_Your objective_
Check every line of the data below for "Terça". Copy each one that has it.

Data records for software interfaces:
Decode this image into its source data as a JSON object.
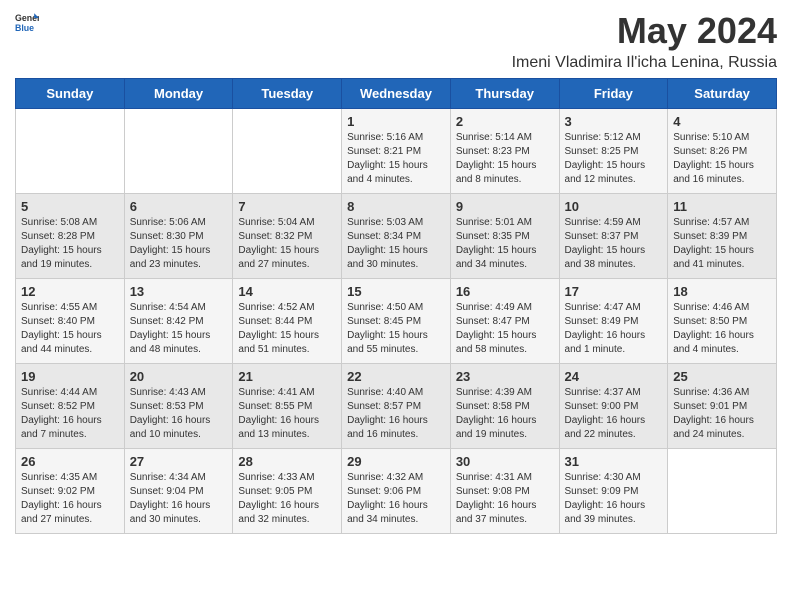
{
  "logo": {
    "general": "General",
    "blue": "Blue"
  },
  "title": "May 2024",
  "subtitle": "Imeni Vladimira Il'icha Lenina, Russia",
  "days_of_week": [
    "Sunday",
    "Monday",
    "Tuesday",
    "Wednesday",
    "Thursday",
    "Friday",
    "Saturday"
  ],
  "weeks": [
    [
      {
        "day": "",
        "info": ""
      },
      {
        "day": "",
        "info": ""
      },
      {
        "day": "",
        "info": ""
      },
      {
        "day": "1",
        "info": "Sunrise: 5:16 AM\nSunset: 8:21 PM\nDaylight: 15 hours\nand 4 minutes."
      },
      {
        "day": "2",
        "info": "Sunrise: 5:14 AM\nSunset: 8:23 PM\nDaylight: 15 hours\nand 8 minutes."
      },
      {
        "day": "3",
        "info": "Sunrise: 5:12 AM\nSunset: 8:25 PM\nDaylight: 15 hours\nand 12 minutes."
      },
      {
        "day": "4",
        "info": "Sunrise: 5:10 AM\nSunset: 8:26 PM\nDaylight: 15 hours\nand 16 minutes."
      }
    ],
    [
      {
        "day": "5",
        "info": "Sunrise: 5:08 AM\nSunset: 8:28 PM\nDaylight: 15 hours\nand 19 minutes."
      },
      {
        "day": "6",
        "info": "Sunrise: 5:06 AM\nSunset: 8:30 PM\nDaylight: 15 hours\nand 23 minutes."
      },
      {
        "day": "7",
        "info": "Sunrise: 5:04 AM\nSunset: 8:32 PM\nDaylight: 15 hours\nand 27 minutes."
      },
      {
        "day": "8",
        "info": "Sunrise: 5:03 AM\nSunset: 8:34 PM\nDaylight: 15 hours\nand 30 minutes."
      },
      {
        "day": "9",
        "info": "Sunrise: 5:01 AM\nSunset: 8:35 PM\nDaylight: 15 hours\nand 34 minutes."
      },
      {
        "day": "10",
        "info": "Sunrise: 4:59 AM\nSunset: 8:37 PM\nDaylight: 15 hours\nand 38 minutes."
      },
      {
        "day": "11",
        "info": "Sunrise: 4:57 AM\nSunset: 8:39 PM\nDaylight: 15 hours\nand 41 minutes."
      }
    ],
    [
      {
        "day": "12",
        "info": "Sunrise: 4:55 AM\nSunset: 8:40 PM\nDaylight: 15 hours\nand 44 minutes."
      },
      {
        "day": "13",
        "info": "Sunrise: 4:54 AM\nSunset: 8:42 PM\nDaylight: 15 hours\nand 48 minutes."
      },
      {
        "day": "14",
        "info": "Sunrise: 4:52 AM\nSunset: 8:44 PM\nDaylight: 15 hours\nand 51 minutes."
      },
      {
        "day": "15",
        "info": "Sunrise: 4:50 AM\nSunset: 8:45 PM\nDaylight: 15 hours\nand 55 minutes."
      },
      {
        "day": "16",
        "info": "Sunrise: 4:49 AM\nSunset: 8:47 PM\nDaylight: 15 hours\nand 58 minutes."
      },
      {
        "day": "17",
        "info": "Sunrise: 4:47 AM\nSunset: 8:49 PM\nDaylight: 16 hours\nand 1 minute."
      },
      {
        "day": "18",
        "info": "Sunrise: 4:46 AM\nSunset: 8:50 PM\nDaylight: 16 hours\nand 4 minutes."
      }
    ],
    [
      {
        "day": "19",
        "info": "Sunrise: 4:44 AM\nSunset: 8:52 PM\nDaylight: 16 hours\nand 7 minutes."
      },
      {
        "day": "20",
        "info": "Sunrise: 4:43 AM\nSunset: 8:53 PM\nDaylight: 16 hours\nand 10 minutes."
      },
      {
        "day": "21",
        "info": "Sunrise: 4:41 AM\nSunset: 8:55 PM\nDaylight: 16 hours\nand 13 minutes."
      },
      {
        "day": "22",
        "info": "Sunrise: 4:40 AM\nSunset: 8:57 PM\nDaylight: 16 hours\nand 16 minutes."
      },
      {
        "day": "23",
        "info": "Sunrise: 4:39 AM\nSunset: 8:58 PM\nDaylight: 16 hours\nand 19 minutes."
      },
      {
        "day": "24",
        "info": "Sunrise: 4:37 AM\nSunset: 9:00 PM\nDaylight: 16 hours\nand 22 minutes."
      },
      {
        "day": "25",
        "info": "Sunrise: 4:36 AM\nSunset: 9:01 PM\nDaylight: 16 hours\nand 24 minutes."
      }
    ],
    [
      {
        "day": "26",
        "info": "Sunrise: 4:35 AM\nSunset: 9:02 PM\nDaylight: 16 hours\nand 27 minutes."
      },
      {
        "day": "27",
        "info": "Sunrise: 4:34 AM\nSunset: 9:04 PM\nDaylight: 16 hours\nand 30 minutes."
      },
      {
        "day": "28",
        "info": "Sunrise: 4:33 AM\nSunset: 9:05 PM\nDaylight: 16 hours\nand 32 minutes."
      },
      {
        "day": "29",
        "info": "Sunrise: 4:32 AM\nSunset: 9:06 PM\nDaylight: 16 hours\nand 34 minutes."
      },
      {
        "day": "30",
        "info": "Sunrise: 4:31 AM\nSunset: 9:08 PM\nDaylight: 16 hours\nand 37 minutes."
      },
      {
        "day": "31",
        "info": "Sunrise: 4:30 AM\nSunset: 9:09 PM\nDaylight: 16 hours\nand 39 minutes."
      },
      {
        "day": "",
        "info": ""
      }
    ]
  ],
  "colors": {
    "header_bg": "#2166b8",
    "header_text": "#ffffff",
    "odd_row": "#f5f5f5",
    "even_row": "#e8e8e8"
  }
}
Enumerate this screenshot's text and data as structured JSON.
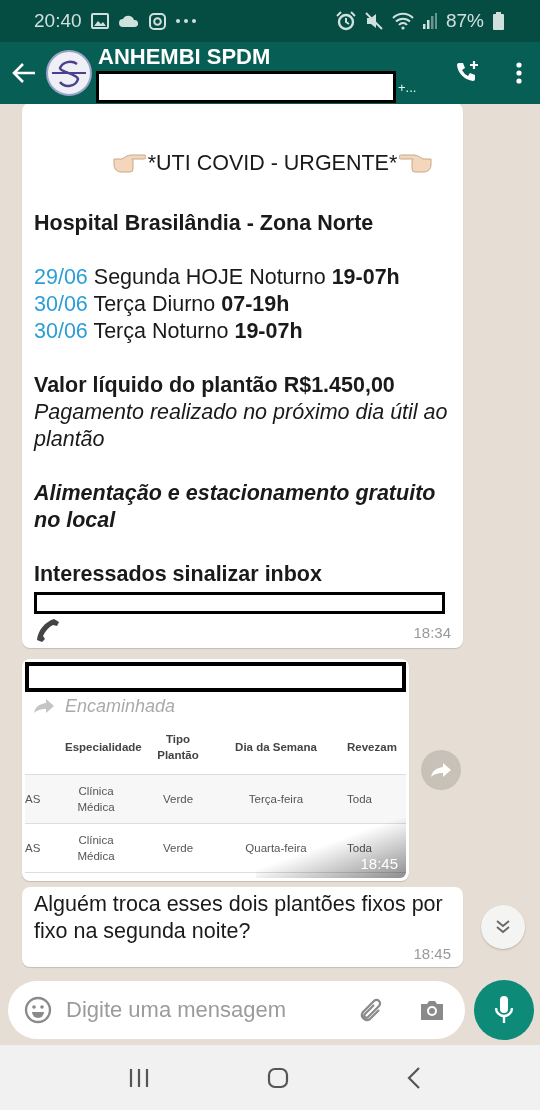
{
  "status_bar": {
    "time": "20:40",
    "battery": "87%"
  },
  "header": {
    "title": "ANHEMBI SPDM",
    "subtitle_redacted": true,
    "subtitle_suffix": "+..."
  },
  "messages": [
    {
      "kind": "post",
      "time": "18:34",
      "paragraphs": [
        {
          "lines": [
            {
              "kind": "heading",
              "text": "*UTI COVID - URGENTE*"
            }
          ]
        },
        {
          "lines": [
            {
              "kind": "bold",
              "text": "Hospital Brasilândia - Zona Norte"
            }
          ]
        },
        {
          "lines": [
            {
              "kind": "schedule",
              "date": "29/06",
              "text": "Segunda HOJE Noturno **19-07h**"
            },
            {
              "kind": "schedule",
              "date": "30/06",
              "text": "Terça Diurno **07-19h**"
            },
            {
              "kind": "schedule",
              "date": "30/06",
              "text": "Terça Noturno **19-07h**"
            }
          ]
        },
        {
          "lines": [
            {
              "kind": "bold",
              "text": "Valor líquido do plantão R$1.450,00"
            },
            {
              "kind": "italic",
              "text": "Pagamento realizado no próximo dia útil ao plantão"
            }
          ]
        },
        {
          "lines": [
            {
              "kind": "bold_italic",
              "text": "Alimentação e estacionamento gratuito no local"
            }
          ]
        },
        {
          "lines": [
            {
              "kind": "bold",
              "text": "Interessados sinalizar inbox"
            },
            {
              "kind": "redacted"
            },
            {
              "kind": "phone"
            }
          ]
        }
      ]
    },
    {
      "kind": "forwarded_image",
      "sender_redacted": true,
      "forwarded_label": "Encaminhada",
      "time": "18:45",
      "table": {
        "columns": [
          "Especialidade",
          "Tipo Plantão",
          "Dia da Semana",
          "Revezam"
        ],
        "rows": [
          {
            "column_1": "AS",
            "cells": [
              "Clínica Médica",
              "Verde",
              "Terça-feira",
              "Toda"
            ]
          },
          {
            "column_1": "AS",
            "cells": [
              "Clínica Médica",
              "Verde",
              "Quarta-feira",
              "Toda"
            ]
          }
        ]
      }
    },
    {
      "kind": "text",
      "text": "Alguém troca esses dois plantões fixos por fixo na segunda noite?",
      "time": "18:45"
    }
  ],
  "composer": {
    "placeholder": "Digite uma mensagem"
  }
}
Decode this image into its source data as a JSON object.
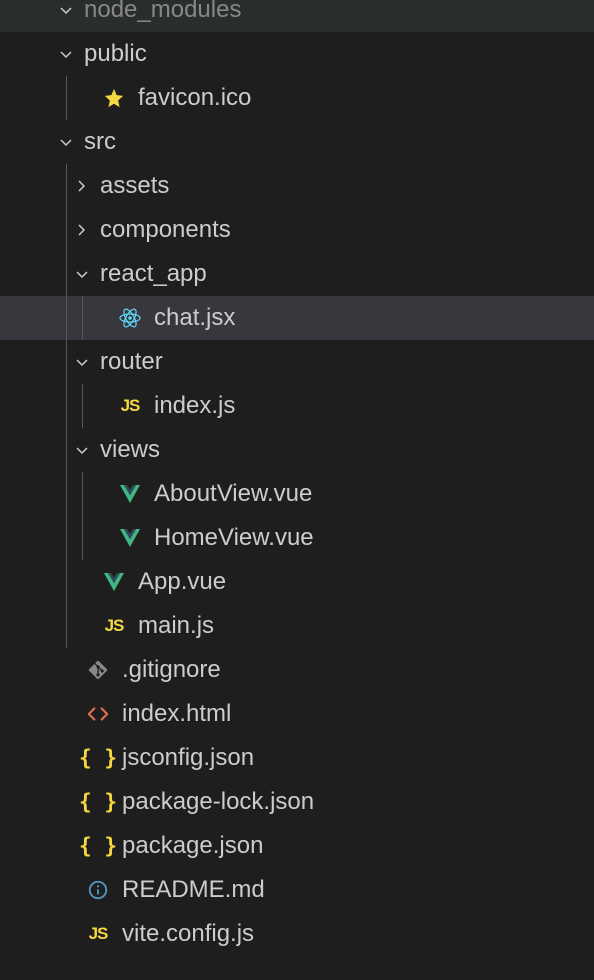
{
  "tree": {
    "items": [
      {
        "label": "node_modules",
        "type": "folder",
        "expanded": true,
        "depth": 0,
        "icon": "chevron-down",
        "dimmed": true,
        "partial": true
      },
      {
        "label": "public",
        "type": "folder",
        "expanded": true,
        "depth": 0,
        "icon": "chevron-down"
      },
      {
        "label": "favicon.ico",
        "type": "file",
        "depth": 1,
        "icon": "star",
        "guides": [
          true
        ]
      },
      {
        "label": "src",
        "type": "folder",
        "expanded": true,
        "depth": 0,
        "icon": "chevron-down"
      },
      {
        "label": "assets",
        "type": "folder",
        "expanded": false,
        "depth": 1,
        "icon": "chevron-right",
        "guides": [
          true
        ]
      },
      {
        "label": "components",
        "type": "folder",
        "expanded": false,
        "depth": 1,
        "icon": "chevron-right",
        "guides": [
          true
        ]
      },
      {
        "label": "react_app",
        "type": "folder",
        "expanded": true,
        "depth": 1,
        "icon": "chevron-down",
        "guides": [
          true
        ]
      },
      {
        "label": "chat.jsx",
        "type": "file",
        "depth": 2,
        "icon": "react",
        "selected": true,
        "guides": [
          true,
          true
        ]
      },
      {
        "label": "router",
        "type": "folder",
        "expanded": true,
        "depth": 1,
        "icon": "chevron-down",
        "guides": [
          true
        ]
      },
      {
        "label": "index.js",
        "type": "file",
        "depth": 2,
        "icon": "js",
        "guides": [
          true,
          true
        ]
      },
      {
        "label": "views",
        "type": "folder",
        "expanded": true,
        "depth": 1,
        "icon": "chevron-down",
        "guides": [
          true
        ]
      },
      {
        "label": "AboutView.vue",
        "type": "file",
        "depth": 2,
        "icon": "vue",
        "guides": [
          true,
          true
        ]
      },
      {
        "label": "HomeView.vue",
        "type": "file",
        "depth": 2,
        "icon": "vue",
        "guides": [
          true,
          true
        ]
      },
      {
        "label": "App.vue",
        "type": "file",
        "depth": 1,
        "icon": "vue",
        "guides": [
          true
        ]
      },
      {
        "label": "main.js",
        "type": "file",
        "depth": 1,
        "icon": "js",
        "guides": [
          true
        ]
      },
      {
        "label": ".gitignore",
        "type": "file",
        "depth": 0,
        "icon": "git"
      },
      {
        "label": "index.html",
        "type": "file",
        "depth": 0,
        "icon": "html"
      },
      {
        "label": "jsconfig.json",
        "type": "file",
        "depth": 0,
        "icon": "json"
      },
      {
        "label": "package-lock.json",
        "type": "file",
        "depth": 0,
        "icon": "json"
      },
      {
        "label": "package.json",
        "type": "file",
        "depth": 0,
        "icon": "json"
      },
      {
        "label": "README.md",
        "type": "file",
        "depth": 0,
        "icon": "info"
      },
      {
        "label": "vite.config.js",
        "type": "file",
        "depth": 0,
        "icon": "js"
      }
    ]
  },
  "icons": {
    "star_color": "#f5d742",
    "js_color": "#f5d742",
    "vue_color": "#41b883",
    "react_color": "#61dafb",
    "git_color": "#888888",
    "html_color": "#e06c4e",
    "json_color": "#f5d742",
    "info_color": "#519aba"
  }
}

_Answer section_
              "text": "Terça Diurno **07-19h**"
              "text": "Terça Noturno **19-07h**"
              "Terça-feira",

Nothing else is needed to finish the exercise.